HOW TO COMPLETE THIS TASK — Using the records that follow, work out how many lines hold the string "iletmeniz" and provide that number only.

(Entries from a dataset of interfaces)
+++
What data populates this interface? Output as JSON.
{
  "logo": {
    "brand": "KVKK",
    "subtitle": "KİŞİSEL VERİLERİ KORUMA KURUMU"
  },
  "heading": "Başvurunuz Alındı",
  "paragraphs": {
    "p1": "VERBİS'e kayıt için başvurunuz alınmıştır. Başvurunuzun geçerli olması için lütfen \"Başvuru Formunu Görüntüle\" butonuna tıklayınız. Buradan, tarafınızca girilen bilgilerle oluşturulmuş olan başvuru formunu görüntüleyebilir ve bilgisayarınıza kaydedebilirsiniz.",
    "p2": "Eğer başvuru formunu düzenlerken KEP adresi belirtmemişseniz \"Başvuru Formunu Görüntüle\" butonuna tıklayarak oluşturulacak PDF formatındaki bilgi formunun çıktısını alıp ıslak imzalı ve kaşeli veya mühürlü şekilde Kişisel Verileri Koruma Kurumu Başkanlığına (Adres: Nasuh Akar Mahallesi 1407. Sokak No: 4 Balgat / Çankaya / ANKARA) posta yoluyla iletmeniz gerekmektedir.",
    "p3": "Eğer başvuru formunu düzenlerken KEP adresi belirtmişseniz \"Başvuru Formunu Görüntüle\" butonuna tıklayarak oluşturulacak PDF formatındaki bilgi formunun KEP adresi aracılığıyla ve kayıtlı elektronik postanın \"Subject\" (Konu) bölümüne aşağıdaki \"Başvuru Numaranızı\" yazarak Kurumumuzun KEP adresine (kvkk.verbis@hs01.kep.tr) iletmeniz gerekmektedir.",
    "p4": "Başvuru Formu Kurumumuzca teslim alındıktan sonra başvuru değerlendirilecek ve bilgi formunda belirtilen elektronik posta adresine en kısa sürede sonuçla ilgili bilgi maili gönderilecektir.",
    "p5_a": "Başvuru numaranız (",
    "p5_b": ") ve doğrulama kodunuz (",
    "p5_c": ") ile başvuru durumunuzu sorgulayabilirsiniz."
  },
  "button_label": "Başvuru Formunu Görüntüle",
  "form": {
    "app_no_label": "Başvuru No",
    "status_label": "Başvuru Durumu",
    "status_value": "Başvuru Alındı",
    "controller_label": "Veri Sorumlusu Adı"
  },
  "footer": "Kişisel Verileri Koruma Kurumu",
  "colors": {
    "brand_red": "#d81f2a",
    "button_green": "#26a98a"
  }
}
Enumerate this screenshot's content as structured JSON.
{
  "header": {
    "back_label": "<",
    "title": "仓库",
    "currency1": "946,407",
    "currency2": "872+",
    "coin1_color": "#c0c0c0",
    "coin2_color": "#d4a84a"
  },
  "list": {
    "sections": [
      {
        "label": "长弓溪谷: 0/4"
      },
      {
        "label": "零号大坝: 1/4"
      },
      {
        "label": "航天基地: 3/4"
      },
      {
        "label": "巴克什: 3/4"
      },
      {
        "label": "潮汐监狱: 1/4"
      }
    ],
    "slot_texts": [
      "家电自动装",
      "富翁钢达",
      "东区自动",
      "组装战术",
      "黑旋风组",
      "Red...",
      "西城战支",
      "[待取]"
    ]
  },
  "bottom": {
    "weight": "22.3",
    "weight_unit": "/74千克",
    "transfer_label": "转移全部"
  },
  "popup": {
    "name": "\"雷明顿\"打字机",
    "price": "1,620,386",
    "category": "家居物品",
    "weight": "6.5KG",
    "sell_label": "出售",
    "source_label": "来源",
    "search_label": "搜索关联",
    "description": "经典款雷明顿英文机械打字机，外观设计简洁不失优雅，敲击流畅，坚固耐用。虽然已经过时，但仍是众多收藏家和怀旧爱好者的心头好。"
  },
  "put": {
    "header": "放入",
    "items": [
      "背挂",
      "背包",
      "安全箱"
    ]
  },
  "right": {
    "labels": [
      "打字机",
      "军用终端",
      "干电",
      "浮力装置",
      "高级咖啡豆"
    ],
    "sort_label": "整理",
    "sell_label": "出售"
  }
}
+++
RESPONSE TO THIS EXERCISE — 2